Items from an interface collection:
▽
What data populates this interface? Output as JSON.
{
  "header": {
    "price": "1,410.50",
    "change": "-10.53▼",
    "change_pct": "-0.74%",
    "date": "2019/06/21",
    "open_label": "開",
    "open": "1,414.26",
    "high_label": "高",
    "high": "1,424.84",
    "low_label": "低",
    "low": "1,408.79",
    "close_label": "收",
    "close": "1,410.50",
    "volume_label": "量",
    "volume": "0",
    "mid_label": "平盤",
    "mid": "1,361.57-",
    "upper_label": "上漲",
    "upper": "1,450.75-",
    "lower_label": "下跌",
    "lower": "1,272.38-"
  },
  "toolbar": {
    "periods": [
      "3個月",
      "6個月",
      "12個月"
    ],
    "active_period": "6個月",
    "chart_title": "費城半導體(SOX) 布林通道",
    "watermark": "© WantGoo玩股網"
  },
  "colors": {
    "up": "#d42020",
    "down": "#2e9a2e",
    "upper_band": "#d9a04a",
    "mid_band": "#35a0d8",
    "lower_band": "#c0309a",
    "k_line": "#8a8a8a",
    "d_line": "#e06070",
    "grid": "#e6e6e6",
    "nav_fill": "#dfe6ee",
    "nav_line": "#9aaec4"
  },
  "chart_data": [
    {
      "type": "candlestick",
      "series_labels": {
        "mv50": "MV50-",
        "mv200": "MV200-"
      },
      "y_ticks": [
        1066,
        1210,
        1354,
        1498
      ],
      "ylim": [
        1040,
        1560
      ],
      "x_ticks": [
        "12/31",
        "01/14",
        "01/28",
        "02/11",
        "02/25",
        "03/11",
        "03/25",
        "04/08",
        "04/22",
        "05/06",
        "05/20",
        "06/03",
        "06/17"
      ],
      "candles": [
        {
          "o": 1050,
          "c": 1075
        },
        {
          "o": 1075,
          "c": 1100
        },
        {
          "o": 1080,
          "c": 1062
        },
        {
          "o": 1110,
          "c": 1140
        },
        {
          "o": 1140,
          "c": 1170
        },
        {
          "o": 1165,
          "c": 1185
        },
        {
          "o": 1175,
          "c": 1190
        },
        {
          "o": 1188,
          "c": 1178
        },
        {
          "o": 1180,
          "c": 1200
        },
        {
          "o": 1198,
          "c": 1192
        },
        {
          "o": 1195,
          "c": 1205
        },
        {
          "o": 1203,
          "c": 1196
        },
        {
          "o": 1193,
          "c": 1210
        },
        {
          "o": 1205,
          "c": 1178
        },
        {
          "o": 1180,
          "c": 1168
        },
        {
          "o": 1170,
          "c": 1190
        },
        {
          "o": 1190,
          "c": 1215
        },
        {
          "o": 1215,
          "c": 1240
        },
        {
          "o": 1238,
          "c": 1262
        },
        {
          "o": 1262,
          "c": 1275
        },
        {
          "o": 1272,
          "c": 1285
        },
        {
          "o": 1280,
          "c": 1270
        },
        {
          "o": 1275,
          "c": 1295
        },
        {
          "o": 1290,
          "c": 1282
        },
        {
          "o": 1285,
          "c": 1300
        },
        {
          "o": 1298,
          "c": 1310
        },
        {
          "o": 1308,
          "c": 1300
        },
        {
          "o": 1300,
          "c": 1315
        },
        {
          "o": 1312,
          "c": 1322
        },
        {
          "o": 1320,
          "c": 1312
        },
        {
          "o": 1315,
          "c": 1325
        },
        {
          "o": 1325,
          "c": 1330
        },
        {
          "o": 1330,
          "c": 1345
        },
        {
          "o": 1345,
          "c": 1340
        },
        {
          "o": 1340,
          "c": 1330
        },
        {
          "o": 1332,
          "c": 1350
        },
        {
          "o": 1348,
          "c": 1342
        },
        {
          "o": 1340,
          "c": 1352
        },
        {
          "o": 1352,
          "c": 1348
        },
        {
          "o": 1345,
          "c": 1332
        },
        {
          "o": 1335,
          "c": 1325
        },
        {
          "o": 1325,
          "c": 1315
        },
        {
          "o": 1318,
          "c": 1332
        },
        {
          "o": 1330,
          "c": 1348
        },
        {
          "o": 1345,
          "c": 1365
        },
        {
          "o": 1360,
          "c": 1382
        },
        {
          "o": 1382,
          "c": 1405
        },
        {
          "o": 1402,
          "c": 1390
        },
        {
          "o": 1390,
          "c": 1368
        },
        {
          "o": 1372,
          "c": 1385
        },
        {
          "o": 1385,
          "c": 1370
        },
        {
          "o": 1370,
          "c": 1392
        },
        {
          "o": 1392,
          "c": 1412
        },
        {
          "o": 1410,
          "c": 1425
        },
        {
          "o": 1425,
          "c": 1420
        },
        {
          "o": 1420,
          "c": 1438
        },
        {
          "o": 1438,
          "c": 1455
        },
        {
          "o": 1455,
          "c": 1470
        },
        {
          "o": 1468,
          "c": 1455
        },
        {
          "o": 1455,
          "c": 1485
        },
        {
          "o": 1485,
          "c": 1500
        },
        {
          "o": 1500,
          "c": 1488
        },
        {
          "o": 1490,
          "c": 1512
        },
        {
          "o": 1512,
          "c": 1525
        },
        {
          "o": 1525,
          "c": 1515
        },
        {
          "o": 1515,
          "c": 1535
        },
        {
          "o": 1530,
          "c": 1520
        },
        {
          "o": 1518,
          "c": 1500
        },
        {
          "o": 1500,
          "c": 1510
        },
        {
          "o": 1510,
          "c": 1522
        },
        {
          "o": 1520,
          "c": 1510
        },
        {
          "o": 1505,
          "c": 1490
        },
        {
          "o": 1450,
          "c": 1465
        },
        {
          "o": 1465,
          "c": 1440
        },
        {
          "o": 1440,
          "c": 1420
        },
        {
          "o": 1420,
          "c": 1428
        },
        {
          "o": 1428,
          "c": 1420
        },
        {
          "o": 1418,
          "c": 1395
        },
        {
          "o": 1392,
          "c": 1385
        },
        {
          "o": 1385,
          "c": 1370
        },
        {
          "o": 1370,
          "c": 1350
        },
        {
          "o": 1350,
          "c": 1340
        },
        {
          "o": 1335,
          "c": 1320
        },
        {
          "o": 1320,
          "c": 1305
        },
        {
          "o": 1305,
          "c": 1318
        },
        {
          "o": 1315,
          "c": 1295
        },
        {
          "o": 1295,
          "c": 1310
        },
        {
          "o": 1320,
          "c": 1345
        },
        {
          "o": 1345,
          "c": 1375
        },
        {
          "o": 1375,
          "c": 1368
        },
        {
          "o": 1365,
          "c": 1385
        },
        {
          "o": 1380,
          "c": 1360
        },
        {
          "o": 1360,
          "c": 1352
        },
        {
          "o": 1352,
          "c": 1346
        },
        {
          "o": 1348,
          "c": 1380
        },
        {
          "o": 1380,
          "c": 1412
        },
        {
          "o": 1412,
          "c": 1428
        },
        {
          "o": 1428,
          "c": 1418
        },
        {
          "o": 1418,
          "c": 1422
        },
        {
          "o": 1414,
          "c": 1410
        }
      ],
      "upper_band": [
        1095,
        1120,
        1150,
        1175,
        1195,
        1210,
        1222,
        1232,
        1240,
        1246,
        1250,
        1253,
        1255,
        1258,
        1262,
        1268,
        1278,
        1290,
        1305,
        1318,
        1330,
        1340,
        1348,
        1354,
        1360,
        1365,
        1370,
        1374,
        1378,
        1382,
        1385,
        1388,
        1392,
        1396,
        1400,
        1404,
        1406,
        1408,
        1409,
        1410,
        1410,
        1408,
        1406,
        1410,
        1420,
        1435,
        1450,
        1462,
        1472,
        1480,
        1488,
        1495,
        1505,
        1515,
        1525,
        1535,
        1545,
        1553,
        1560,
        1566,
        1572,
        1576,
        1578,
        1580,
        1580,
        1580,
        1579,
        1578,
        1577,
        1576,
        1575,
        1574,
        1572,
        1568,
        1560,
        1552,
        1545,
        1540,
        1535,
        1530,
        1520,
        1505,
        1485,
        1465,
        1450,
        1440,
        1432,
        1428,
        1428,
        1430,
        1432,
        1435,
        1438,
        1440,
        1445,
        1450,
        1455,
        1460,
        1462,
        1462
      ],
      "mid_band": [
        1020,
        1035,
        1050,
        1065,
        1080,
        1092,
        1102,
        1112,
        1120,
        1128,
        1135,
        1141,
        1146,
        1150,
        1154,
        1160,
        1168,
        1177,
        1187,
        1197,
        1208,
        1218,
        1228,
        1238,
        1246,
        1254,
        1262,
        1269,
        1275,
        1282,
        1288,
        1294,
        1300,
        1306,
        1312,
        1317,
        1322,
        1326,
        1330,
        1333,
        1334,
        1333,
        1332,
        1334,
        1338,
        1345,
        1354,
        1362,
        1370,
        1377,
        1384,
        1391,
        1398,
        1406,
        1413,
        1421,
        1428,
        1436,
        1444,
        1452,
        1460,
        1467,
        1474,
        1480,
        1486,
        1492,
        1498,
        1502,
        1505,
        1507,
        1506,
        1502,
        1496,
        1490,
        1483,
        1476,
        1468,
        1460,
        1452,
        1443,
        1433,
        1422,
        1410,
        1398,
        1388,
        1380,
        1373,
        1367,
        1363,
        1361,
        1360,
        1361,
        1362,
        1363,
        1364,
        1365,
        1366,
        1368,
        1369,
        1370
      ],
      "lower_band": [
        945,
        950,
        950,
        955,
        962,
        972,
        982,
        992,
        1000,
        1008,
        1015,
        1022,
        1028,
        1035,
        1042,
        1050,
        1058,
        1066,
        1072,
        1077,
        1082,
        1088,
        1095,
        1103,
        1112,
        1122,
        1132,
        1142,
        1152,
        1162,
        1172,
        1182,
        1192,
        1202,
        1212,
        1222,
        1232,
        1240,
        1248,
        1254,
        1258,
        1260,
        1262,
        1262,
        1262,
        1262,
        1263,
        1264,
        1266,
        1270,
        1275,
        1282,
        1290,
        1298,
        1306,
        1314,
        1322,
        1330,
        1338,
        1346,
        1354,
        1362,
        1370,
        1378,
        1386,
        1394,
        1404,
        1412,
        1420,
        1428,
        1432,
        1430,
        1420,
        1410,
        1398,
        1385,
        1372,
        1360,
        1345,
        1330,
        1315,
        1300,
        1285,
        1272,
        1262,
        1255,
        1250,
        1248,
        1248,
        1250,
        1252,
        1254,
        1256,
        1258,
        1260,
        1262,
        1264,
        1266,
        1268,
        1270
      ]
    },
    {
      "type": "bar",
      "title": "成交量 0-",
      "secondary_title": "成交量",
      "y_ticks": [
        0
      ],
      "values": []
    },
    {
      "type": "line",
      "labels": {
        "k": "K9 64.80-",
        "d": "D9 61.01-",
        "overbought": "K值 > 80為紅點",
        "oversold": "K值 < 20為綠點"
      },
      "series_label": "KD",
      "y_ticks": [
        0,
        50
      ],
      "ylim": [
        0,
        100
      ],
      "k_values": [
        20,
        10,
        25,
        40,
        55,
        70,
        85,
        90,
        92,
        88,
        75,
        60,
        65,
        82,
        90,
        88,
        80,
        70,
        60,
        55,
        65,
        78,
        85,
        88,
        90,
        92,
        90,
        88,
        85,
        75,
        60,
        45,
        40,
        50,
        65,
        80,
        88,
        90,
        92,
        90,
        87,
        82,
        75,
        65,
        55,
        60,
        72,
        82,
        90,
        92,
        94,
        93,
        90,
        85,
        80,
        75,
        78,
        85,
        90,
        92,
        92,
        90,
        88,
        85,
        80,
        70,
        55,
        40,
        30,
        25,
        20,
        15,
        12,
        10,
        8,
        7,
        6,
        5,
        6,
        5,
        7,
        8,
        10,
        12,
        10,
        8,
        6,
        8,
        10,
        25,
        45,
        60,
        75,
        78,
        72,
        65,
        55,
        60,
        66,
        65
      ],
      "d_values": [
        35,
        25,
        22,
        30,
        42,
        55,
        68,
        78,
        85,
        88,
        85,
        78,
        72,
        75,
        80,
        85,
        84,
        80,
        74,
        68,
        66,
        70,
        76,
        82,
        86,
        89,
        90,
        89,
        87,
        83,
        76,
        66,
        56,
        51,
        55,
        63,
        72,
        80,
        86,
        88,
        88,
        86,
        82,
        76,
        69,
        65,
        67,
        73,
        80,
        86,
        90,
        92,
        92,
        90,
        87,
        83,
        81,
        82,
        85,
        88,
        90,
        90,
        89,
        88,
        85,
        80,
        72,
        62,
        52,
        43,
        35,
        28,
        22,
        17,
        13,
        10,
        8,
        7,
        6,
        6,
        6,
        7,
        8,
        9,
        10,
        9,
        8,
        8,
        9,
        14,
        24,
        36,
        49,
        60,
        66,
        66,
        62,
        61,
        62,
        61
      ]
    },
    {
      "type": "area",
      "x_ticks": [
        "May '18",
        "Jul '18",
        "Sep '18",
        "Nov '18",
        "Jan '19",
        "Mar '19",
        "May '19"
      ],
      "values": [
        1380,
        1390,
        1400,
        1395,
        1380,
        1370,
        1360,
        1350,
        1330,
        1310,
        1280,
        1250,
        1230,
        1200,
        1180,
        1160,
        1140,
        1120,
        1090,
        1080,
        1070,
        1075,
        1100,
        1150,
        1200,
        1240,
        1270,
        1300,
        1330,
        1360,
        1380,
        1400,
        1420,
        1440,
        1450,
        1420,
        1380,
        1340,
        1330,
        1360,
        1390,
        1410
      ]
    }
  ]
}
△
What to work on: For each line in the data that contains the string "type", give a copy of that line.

Answer to the problem:
      "type": "candlestick",
      "type": "bar",
      "type": "line",
      "type": "area",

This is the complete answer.